Bulgaria's finance minister has launched a probe into the allegedly inflated prices that local mobile operators charge, the highest across the European Union, promising justice for the clients.
"We are currently analyzing the market of telephone services. Our initial study showed that mobile prices in Bulgaria do mark a decrease, but much more slowly than they have to," Minister Simeon Djankov told the morning broadcast of bTV private channel.
"Prices are falling everywhere. In Bulgaria they do as well, but at a much slower pace. Which shows that there is a problem," Djankov said.
The finance ministry's analysis of the mobile market will cover the last seven or eight years and in case of breaches of clients' interests, the regulatory body will be approached.

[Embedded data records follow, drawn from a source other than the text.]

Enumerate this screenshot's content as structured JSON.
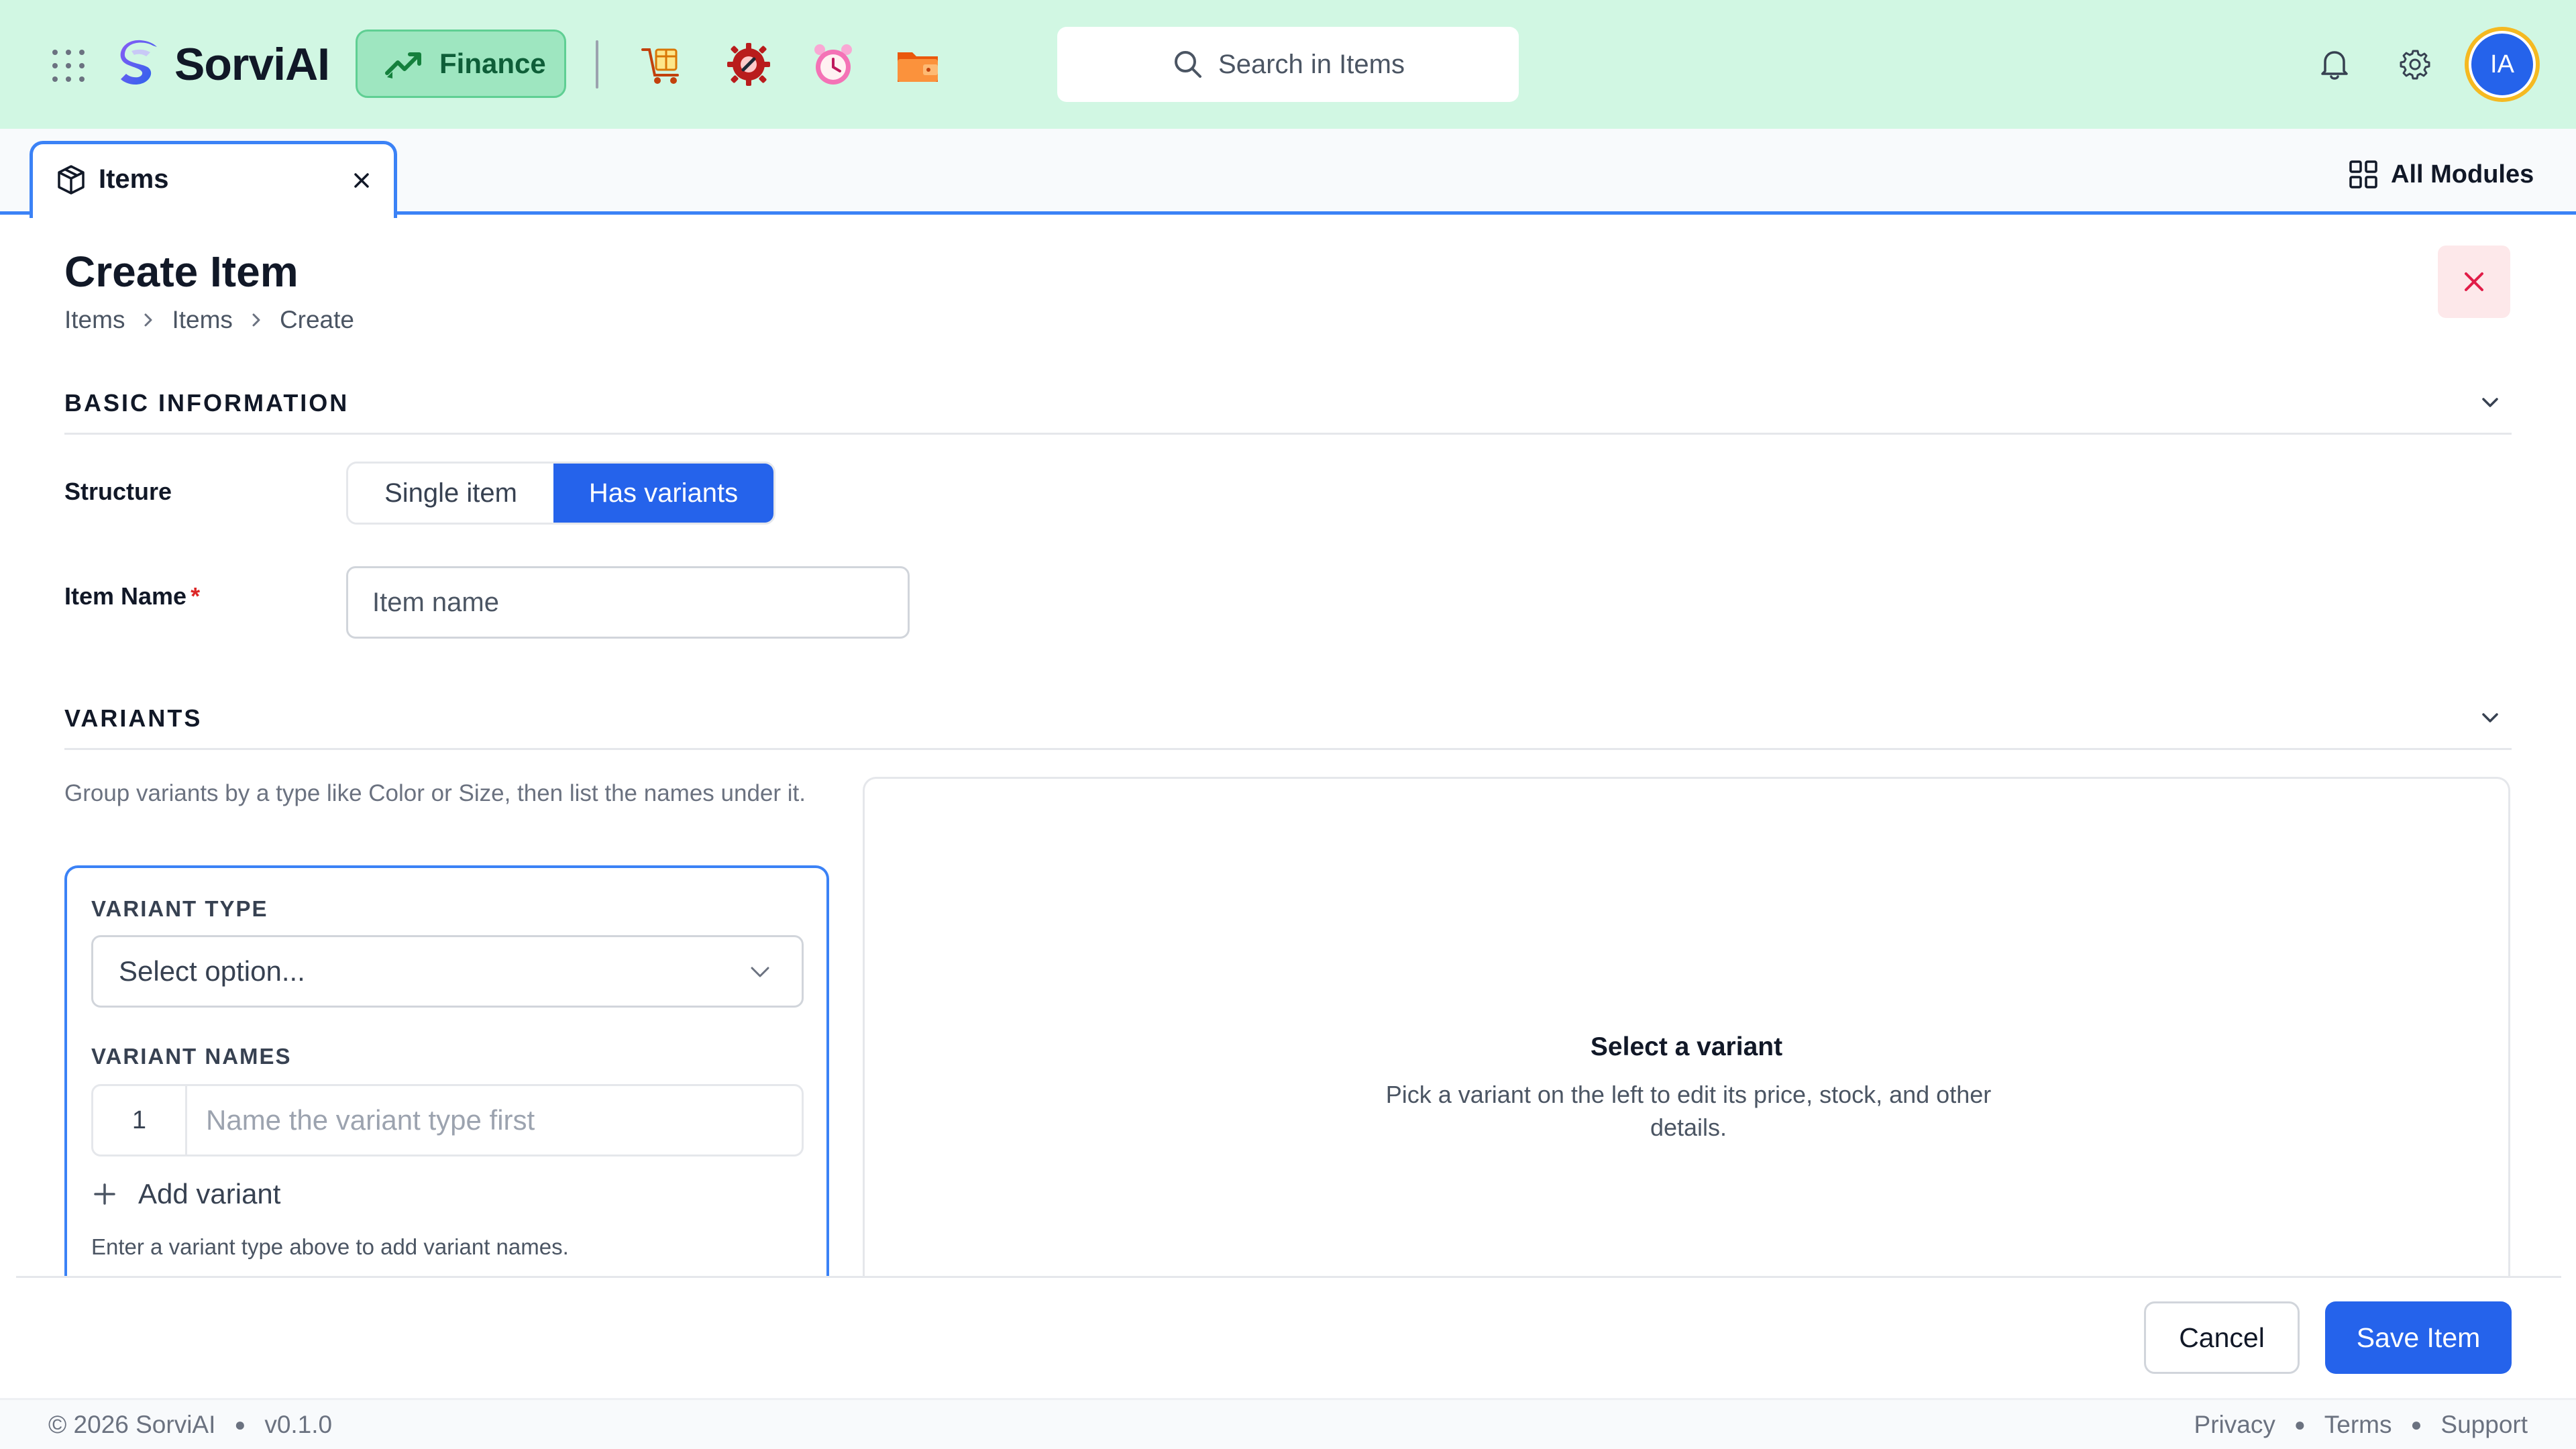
{
  "header": {
    "brand": "SorviAI",
    "module": "Finance",
    "search_placeholder": "Search in Items",
    "avatar_initials": "IA",
    "colors": {
      "bg": "#d1f7e3",
      "chip": "#9ee6c0",
      "accent": "#2563eb",
      "ring": "#f5b921"
    },
    "app_icons": [
      "shopping-cart-box-icon",
      "settings-gear-icon",
      "alarm-clock-icon",
      "wallet-folder-icon"
    ]
  },
  "tabs": {
    "active_label": "Items",
    "all_modules": "All Modules"
  },
  "page": {
    "title": "Create Item",
    "breadcrumb": [
      "Items",
      "Items",
      "Create"
    ]
  },
  "basic": {
    "heading": "BASIC INFORMATION",
    "structure_label": "Structure",
    "structure_options": [
      "Single item",
      "Has variants"
    ],
    "structure_selected": "Has variants",
    "name_label": "Item Name",
    "required_mark": "*",
    "name_placeholder": "Item name"
  },
  "variants": {
    "heading": "VARIANTS",
    "helper": "Group variants by a type like Color or Size, then list the names under it.",
    "type_label": "VARIANT TYPE",
    "type_placeholder": "Select option...",
    "names_label": "VARIANT NAMES",
    "row_number": "1",
    "row_placeholder": "Name the variant type first",
    "add_label": "Add variant",
    "hint": "Enter a variant type above to add variant names.",
    "empty_title": "Select a variant",
    "empty_desc": "Pick a variant on the left to edit its price, stock, and other details."
  },
  "actions": {
    "cancel": "Cancel",
    "save": "Save Item"
  },
  "footer": {
    "copyright": "© 2026 SorviAI",
    "version": "v0.1.0",
    "links": [
      "Privacy",
      "Terms",
      "Support"
    ]
  }
}
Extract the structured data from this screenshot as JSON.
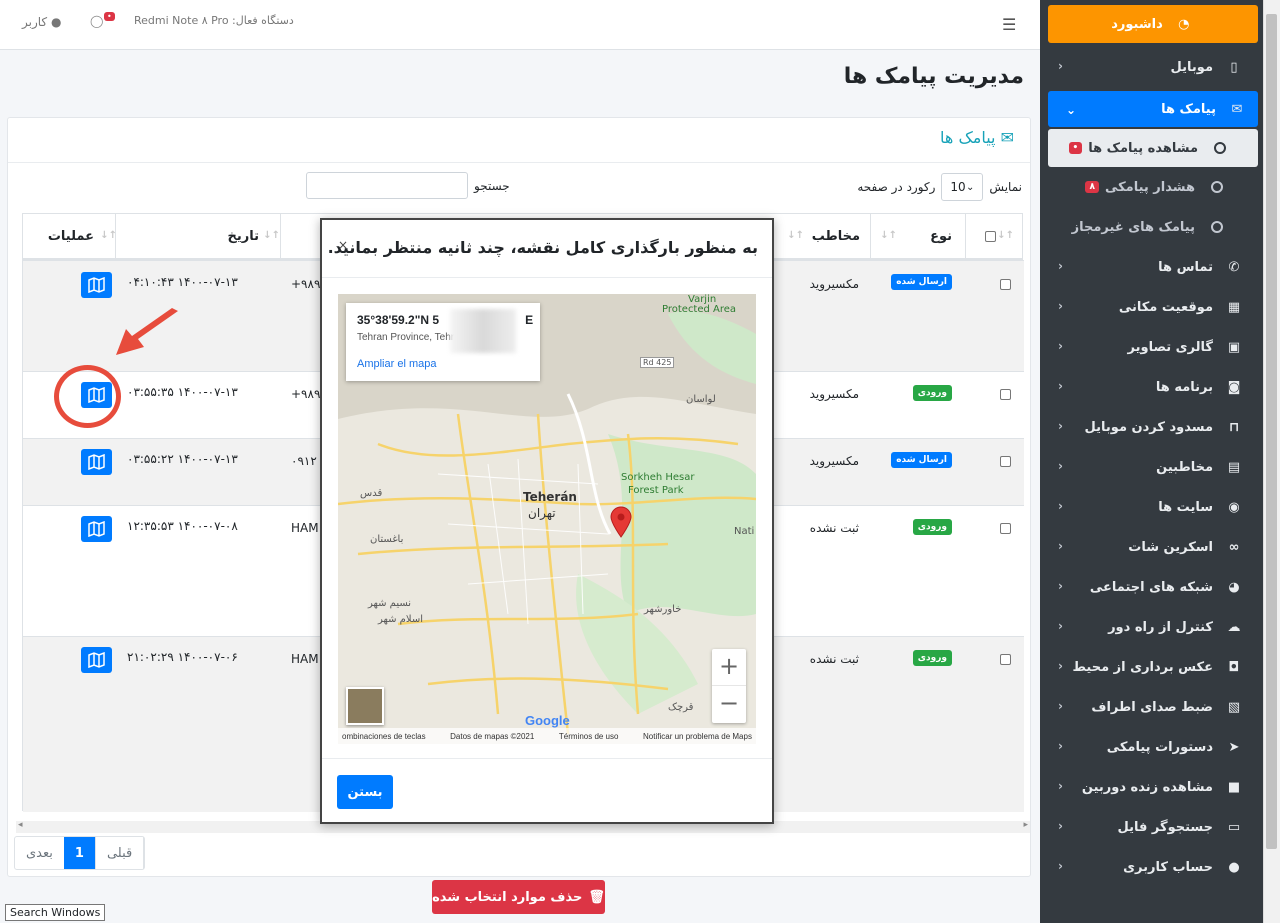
{
  "navbar": {
    "device": "دستگاه فعال: Redmi Note ۸ Pro",
    "chat_badge": "",
    "user": "کاربر"
  },
  "sidebar": {
    "items": [
      {
        "label": "داشبورد",
        "icon": "dashboard-icon"
      },
      {
        "label": "موبایل",
        "icon": "mobile-icon"
      },
      {
        "label": "پیامک ها",
        "icon": "envelope-icon"
      },
      {
        "label": "مشاهده پیامک ها",
        "icon": "circle-icon"
      },
      {
        "label": "هشدار پیامکی",
        "icon": "circle-icon",
        "badge": "۸"
      },
      {
        "label": "پیامک های غیرمجاز",
        "icon": "circle-icon"
      },
      {
        "label": "تماس ها",
        "icon": "phone-icon"
      },
      {
        "label": "موقعیت مکانی",
        "icon": "map-icon"
      },
      {
        "label": "گالری تصاویر",
        "icon": "image-icon"
      },
      {
        "label": "برنامه ها",
        "icon": "gamepad-icon"
      },
      {
        "label": "مسدود کردن موبایل",
        "icon": "lock-icon"
      },
      {
        "label": "مخاطبین",
        "icon": "address-book-icon"
      },
      {
        "label": "سایت ها",
        "icon": "chrome-icon"
      },
      {
        "label": "اسکرین شات",
        "icon": "binoculars-icon"
      },
      {
        "label": "شبکه های اجتماعی",
        "icon": "eye-icon"
      },
      {
        "label": "کنترل از راه دور",
        "icon": "cloud-icon"
      },
      {
        "label": "عکس برداری از محیط",
        "icon": "camera-icon"
      },
      {
        "label": "ضبط صدای اطراف",
        "icon": "audio-file-icon"
      },
      {
        "label": "دستورات پیامکی",
        "icon": "paper-plane-icon"
      },
      {
        "label": "مشاهده زنده دوربین",
        "icon": "video-icon"
      },
      {
        "label": "جستجوگر فایل",
        "icon": "folder-icon"
      },
      {
        "label": "حساب کاربری",
        "icon": "user-icon"
      }
    ]
  },
  "page": {
    "title": "مدیریت پیامک ها",
    "card_title": "پیامک ها",
    "show_label": "نمایش",
    "show_value": "10",
    "per_page_label": "رکورد در صفحه",
    "search_label": "جستجو"
  },
  "table": {
    "headers": {
      "type": "نوع",
      "contact": "مخاطب",
      "date": "تاریخ",
      "actions": "عملیات"
    },
    "rows": [
      {
        "status": "ارسال شده",
        "kind": "sent",
        "contact": "مکسیروید",
        "number": "+۹۸۹",
        "date": "۰۴:۱۰:۴۳ ۱۴۰۰-۰۷-۱۳"
      },
      {
        "status": "ورودی",
        "kind": "in",
        "contact": "مکسیروید",
        "number": "+۹۸۹",
        "date": "۰۳:۵۵:۳۵ ۱۴۰۰-۰۷-۱۳"
      },
      {
        "status": "ارسال شده",
        "kind": "sent",
        "contact": "مکسیروید",
        "number": "۰۹۱۲",
        "date": "۰۳:۵۵:۲۲ ۱۴۰۰-۰۷-۱۳"
      },
      {
        "status": "ورودی",
        "kind": "in",
        "contact": "ثبت نشده",
        "number": "HAM",
        "date": "۱۲:۳۵:۵۳ ۱۴۰۰-۰۷-۰۸"
      },
      {
        "status": "ورودی",
        "kind": "in",
        "contact": "ثبت نشده",
        "number": "HAM",
        "date": "۲۱:۰۲:۲۹ ۱۴۰۰-۰۷-۰۶"
      }
    ]
  },
  "pager": {
    "prev": "قبلی",
    "current": "1",
    "next": "بعدی"
  },
  "delete_button": "حذف موارد انتخاب شده",
  "tooltip": "Search Windows",
  "modal": {
    "title": "به منظور بارگذاری کامل نقشه، چند ثانیه منتظر بمانید.",
    "close_x": "×",
    "coord": "35°38'59.2\"N 5",
    "coord_end": "E",
    "coord_sub": "Tehran Province, Tehr",
    "enlarge": "Ampliar el mapa",
    "zoom_in": "+",
    "zoom_out": "−",
    "google": "Google",
    "footer": [
      "ombinaciones de teclas",
      "Datos de mapas ©2021",
      "Términos de uso",
      "Notificar un problema de Maps"
    ],
    "labels": {
      "tehran_latin": "Teherán",
      "tehran_fa": "تهران",
      "sorkheh": "Sorkheh Hesar",
      "forest": "Forest Park",
      "varjin": "Varjin",
      "protected": "Protected Area",
      "qods": "قدس",
      "baghestan": "باغستان",
      "eslamshahr": "اسلام شهر",
      "nasimshahr": "نسیم شهر",
      "qarchak": "قرچک",
      "nati": "Nati",
      "lavasan": "لواسان",
      "khavarshahr": "خاورشهر",
      "rd": "Rd 425"
    },
    "close_button": "بستن"
  }
}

"If there are irregularities, we will fight for our rights," he added.
The heated debate over the exorbitant prices Bulgarians pay for mobile calls was triggered by the European Commission warning that it will sanction the country over the inflated prices.
The Commission is about to issue recommendations which the Bulgarian regulatory authority CRC will be "obliged to take into utmost account", Digital Agenda Commissioner Neelie Kroes said, as cited by EurActive.
The statement came in reply to a question by Andrey Kovachev, MEP from the ruling party GERB, who inquired how the commission plans to resume cuts to mobile termination rates,
Bulgaria's watchdog, the Communications Regulation Commission (CRC) cut termination rates to 6.64 eurocents/min (July 2010) under Brussels pressure, but while the EU average already stands below 4.91 eurocents/min, levels in Bulgaria remain unchanged.
CRC has promised that it will undertake steps to resume cuts to mobile rates and bring them down by up to 25% as of next year, but the regulatory body seems to have no efficient tools to force the operators into that.
CRC has previously threatened the mobile operators with sanctions, but these appear ridiculously low compared to the companies' profits.